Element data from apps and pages
=== Section Start ===
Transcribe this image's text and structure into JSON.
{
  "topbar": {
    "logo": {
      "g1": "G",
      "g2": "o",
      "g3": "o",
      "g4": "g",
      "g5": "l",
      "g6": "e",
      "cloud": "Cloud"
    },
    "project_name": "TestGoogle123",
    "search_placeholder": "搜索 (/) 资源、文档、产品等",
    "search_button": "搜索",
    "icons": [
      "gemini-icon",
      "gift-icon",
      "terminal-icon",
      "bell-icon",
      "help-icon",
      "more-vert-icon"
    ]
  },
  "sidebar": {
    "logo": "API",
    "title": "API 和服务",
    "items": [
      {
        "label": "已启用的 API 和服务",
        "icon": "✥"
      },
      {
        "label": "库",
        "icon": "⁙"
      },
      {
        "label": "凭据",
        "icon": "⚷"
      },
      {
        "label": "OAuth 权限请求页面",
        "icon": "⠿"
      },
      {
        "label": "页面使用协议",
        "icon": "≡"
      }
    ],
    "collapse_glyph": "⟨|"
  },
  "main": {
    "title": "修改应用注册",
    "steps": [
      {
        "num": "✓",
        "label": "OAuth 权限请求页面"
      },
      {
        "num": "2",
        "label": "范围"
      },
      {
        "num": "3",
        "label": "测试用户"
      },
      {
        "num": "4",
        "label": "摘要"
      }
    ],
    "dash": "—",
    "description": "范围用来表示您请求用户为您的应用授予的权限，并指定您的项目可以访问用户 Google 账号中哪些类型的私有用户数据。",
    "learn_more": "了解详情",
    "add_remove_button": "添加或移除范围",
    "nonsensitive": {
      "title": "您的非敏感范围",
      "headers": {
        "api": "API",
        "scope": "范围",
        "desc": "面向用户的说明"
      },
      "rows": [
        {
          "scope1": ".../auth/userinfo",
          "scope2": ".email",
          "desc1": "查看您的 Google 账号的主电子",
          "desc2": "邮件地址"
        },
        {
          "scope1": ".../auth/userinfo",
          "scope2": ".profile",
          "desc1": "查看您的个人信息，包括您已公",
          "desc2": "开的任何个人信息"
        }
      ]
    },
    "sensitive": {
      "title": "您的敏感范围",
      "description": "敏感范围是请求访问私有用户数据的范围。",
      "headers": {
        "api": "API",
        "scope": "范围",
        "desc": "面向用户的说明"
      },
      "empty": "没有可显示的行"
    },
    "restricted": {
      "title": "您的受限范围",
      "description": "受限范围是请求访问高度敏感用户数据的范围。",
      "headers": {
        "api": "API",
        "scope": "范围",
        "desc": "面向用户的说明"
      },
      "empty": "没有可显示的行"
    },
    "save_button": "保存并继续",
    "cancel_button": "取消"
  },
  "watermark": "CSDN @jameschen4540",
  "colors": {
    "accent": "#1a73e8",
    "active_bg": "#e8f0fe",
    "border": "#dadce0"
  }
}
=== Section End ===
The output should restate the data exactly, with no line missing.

Transcribe this image's text and structure into JSON.
{
  "topbar": {
    "logo": {
      "g1": "G",
      "g2": "o",
      "g3": "o",
      "g4": "g",
      "g5": "l",
      "g6": "e",
      "cloud": "Cloud"
    },
    "project_name": "TestGoogle123",
    "search_placeholder": "搜索 (/) 资源、文档、产品等",
    "search_button": "搜索",
    "icons": [
      "gemini-icon",
      "gift-icon",
      "terminal-icon",
      "bell-icon",
      "help-icon",
      "more-vert-icon"
    ]
  },
  "sidebar": {
    "logo": "API",
    "title": "API 和服务",
    "items": [
      {
        "label": "已启用的 API 和服务",
        "icon": "✥"
      },
      {
        "label": "库",
        "icon": "⁙"
      },
      {
        "label": "凭据",
        "icon": "⚷"
      },
      {
        "label": "OAuth 权限请求页面",
        "icon": "⠿"
      },
      {
        "label": "页面使用协议",
        "icon": "≡"
      }
    ],
    "collapse_glyph": "⟨|"
  },
  "main": {
    "title": "修改应用注册",
    "steps": [
      {
        "num": "✓",
        "label": "OAuth 权限请求页面"
      },
      {
        "num": "2",
        "label": "范围"
      },
      {
        "num": "3",
        "label": "测试用户"
      },
      {
        "num": "4",
        "label": "摘要"
      }
    ],
    "dash": "—",
    "description": "范围用来表示您请求用户为您的应用授予的权限，并指定您的项目可以访问用户 Google 账号中哪些类型的私有用户数据。",
    "learn_more": "了解详情",
    "add_remove_button": "添加或移除范围",
    "nonsensitive": {
      "title": "您的非敏感范围",
      "headers": {
        "api": "API",
        "scope": "范围",
        "desc": "面向用户的说明"
      },
      "rows": [
        {
          "scope1": ".../auth/userinfo",
          "scope2": ".email",
          "desc1": "查看您的 Google 账号的主电子",
          "desc2": "邮件地址"
        },
        {
          "scope1": ".../auth/userinfo",
          "scope2": ".profile",
          "desc1": "查看您的个人信息，包括您已公",
          "desc2": "开的任何个人信息"
        }
      ]
    },
    "sensitive": {
      "title": "您的敏感范围",
      "description": "敏感范围是请求访问私有用户数据的范围。",
      "headers": {
        "api": "API",
        "scope": "范围",
        "desc": "面向用户的说明"
      },
      "empty": "没有可显示的行"
    },
    "restricted": {
      "title": "您的受限范围",
      "description": "受限范围是请求访问高度敏感用户数据的范围。",
      "headers": {
        "api": "API",
        "scope": "范围",
        "desc": "面向用户的说明"
      },
      "empty": "没有可显示的行"
    },
    "save_button": "保存并继续",
    "cancel_button": "取消"
  },
  "watermark": "CSDN @jameschen4540",
  "colors": {
    "accent": "#1a73e8",
    "active_bg": "#e8f0fe",
    "border": "#dadce0"
  }
}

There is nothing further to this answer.